Area I: Magnetic manipulation and recording of neuronal signaling with nanomaterials

Magnetic fields can penetrate deep into the body without being attenuated due to low conductivity and negligible magnetic permeability of the biological matter. By delivering magnetic nanomaterials into biological systems we enable manipulation of a variety of physiological processes with weak magnetic fields. Through a combination of magnetic nanomaterials synthesis and characterization, we create a diversity of magnetic nanotransducers capable of selectively converting distinct magnetic fields into specific signals perceived by receptors in neurons. To date, we have developed nanotransducers that undergo heating (Science 2015) in rapidly alternating magnetic fields to trigger heat-sensitive ion channels as well as nanotransducers that exert a physical torque (ACS Nano 2019) stimulating mechanosensitive ion channels. By coupling heating to thermosensitive reactions, we have demonstrated nanotransducers that can deliver ions (Nano Lett. 2020) and pharmacological compounds (Nat. Nanotechnol. 2019) to target chemoreceptors. We have applied our nanotransducers to wirelessly and minimally-invasively manipulate neuronal activity, hormonal release (Sci. Adv. 2020), and behavior (Nat. Comm. 2021) under physiological and pathological conditions. Our current work continues to explore fundamental properties of magnetic nanomaterials with the goal of expanding the array of available magnetic modalities for neuromodulation. We are additionally interested in delivery and visualization of our materials within specific organs and specific cell types.

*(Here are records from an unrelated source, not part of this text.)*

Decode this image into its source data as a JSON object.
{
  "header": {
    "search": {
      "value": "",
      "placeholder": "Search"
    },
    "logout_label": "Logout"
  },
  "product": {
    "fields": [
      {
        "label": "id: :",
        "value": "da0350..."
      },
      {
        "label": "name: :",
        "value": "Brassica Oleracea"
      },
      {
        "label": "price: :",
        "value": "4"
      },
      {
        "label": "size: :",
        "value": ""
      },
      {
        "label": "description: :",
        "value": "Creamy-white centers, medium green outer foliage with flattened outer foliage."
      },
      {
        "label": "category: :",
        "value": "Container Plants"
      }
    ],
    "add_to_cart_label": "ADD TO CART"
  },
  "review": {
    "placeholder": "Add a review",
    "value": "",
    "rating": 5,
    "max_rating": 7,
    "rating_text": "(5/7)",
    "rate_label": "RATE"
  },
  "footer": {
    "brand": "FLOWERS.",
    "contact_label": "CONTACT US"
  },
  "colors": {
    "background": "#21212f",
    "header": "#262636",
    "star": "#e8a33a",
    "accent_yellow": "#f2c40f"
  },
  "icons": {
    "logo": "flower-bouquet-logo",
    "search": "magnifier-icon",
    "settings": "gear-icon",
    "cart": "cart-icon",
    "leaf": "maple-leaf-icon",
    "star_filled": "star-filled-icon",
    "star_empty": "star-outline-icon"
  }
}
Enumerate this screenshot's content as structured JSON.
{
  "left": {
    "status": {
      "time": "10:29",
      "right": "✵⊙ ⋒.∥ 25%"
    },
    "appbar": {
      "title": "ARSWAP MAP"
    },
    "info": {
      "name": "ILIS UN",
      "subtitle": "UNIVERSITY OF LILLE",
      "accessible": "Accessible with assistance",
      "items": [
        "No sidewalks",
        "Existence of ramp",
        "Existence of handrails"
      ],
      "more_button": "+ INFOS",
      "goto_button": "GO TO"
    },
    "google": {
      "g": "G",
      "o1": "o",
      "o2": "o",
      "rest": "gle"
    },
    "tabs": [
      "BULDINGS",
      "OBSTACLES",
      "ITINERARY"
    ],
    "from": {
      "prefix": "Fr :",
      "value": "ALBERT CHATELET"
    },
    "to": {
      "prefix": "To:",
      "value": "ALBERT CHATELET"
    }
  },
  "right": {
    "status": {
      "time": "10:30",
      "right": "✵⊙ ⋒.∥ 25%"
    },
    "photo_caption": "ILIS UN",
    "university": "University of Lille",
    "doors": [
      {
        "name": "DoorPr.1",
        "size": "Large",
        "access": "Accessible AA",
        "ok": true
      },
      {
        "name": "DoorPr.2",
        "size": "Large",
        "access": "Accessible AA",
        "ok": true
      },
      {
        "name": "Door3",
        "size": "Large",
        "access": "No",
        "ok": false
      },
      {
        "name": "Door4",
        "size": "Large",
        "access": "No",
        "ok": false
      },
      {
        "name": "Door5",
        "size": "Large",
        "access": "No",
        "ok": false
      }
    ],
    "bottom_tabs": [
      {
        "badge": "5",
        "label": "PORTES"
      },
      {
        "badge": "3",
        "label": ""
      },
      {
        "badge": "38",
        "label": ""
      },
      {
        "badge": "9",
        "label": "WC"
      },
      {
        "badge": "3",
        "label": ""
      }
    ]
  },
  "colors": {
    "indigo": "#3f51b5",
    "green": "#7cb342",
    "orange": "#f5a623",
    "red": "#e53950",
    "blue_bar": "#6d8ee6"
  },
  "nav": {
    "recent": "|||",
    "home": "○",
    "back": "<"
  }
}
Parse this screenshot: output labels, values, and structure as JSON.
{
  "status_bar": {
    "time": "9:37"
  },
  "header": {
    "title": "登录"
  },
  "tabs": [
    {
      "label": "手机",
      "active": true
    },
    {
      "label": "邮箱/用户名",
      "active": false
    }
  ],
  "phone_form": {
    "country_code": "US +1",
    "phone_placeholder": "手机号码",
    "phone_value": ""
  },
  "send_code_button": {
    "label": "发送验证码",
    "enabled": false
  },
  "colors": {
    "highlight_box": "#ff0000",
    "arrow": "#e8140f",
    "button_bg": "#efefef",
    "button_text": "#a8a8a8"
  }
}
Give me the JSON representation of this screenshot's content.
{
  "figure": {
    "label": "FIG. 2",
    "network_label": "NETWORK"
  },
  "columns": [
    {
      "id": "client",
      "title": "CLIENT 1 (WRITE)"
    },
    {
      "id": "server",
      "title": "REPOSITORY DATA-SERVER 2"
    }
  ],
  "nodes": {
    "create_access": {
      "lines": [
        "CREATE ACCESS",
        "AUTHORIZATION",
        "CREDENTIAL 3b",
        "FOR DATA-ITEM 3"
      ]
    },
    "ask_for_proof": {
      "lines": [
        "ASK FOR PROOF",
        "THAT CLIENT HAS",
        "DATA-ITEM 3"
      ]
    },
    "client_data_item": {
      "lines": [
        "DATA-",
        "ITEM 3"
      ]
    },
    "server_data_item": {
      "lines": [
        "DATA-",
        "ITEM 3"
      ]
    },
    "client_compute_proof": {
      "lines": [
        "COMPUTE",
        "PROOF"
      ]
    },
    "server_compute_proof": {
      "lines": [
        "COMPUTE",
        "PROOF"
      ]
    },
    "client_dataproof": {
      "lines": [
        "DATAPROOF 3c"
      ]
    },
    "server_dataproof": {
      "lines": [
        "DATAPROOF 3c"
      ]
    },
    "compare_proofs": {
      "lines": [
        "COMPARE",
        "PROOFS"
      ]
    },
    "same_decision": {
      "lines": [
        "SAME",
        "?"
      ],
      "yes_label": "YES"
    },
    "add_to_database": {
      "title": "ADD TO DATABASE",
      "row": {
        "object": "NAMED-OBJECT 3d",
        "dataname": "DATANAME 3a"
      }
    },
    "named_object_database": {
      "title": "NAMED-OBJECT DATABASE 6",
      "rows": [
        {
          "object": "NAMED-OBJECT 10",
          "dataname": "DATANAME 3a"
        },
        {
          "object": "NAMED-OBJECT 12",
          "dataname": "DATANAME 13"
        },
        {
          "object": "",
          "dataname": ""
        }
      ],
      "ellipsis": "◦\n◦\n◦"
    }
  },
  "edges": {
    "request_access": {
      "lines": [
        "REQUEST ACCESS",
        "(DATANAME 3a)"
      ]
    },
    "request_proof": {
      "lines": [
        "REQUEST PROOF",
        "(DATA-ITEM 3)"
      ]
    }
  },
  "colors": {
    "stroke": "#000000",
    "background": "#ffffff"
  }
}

Polina Anikeeva
Polina Anikeeva
Professor in Materials Science and Engineering
Professor in Brain and Cognitive Sciences
Associate Director, Research Laboratory of Electronics

My goal is to combine the current knowledge of biology and nanoelectronics to develop materials and devices for minimally invasive treatments for neurological and neuromuscular diseases.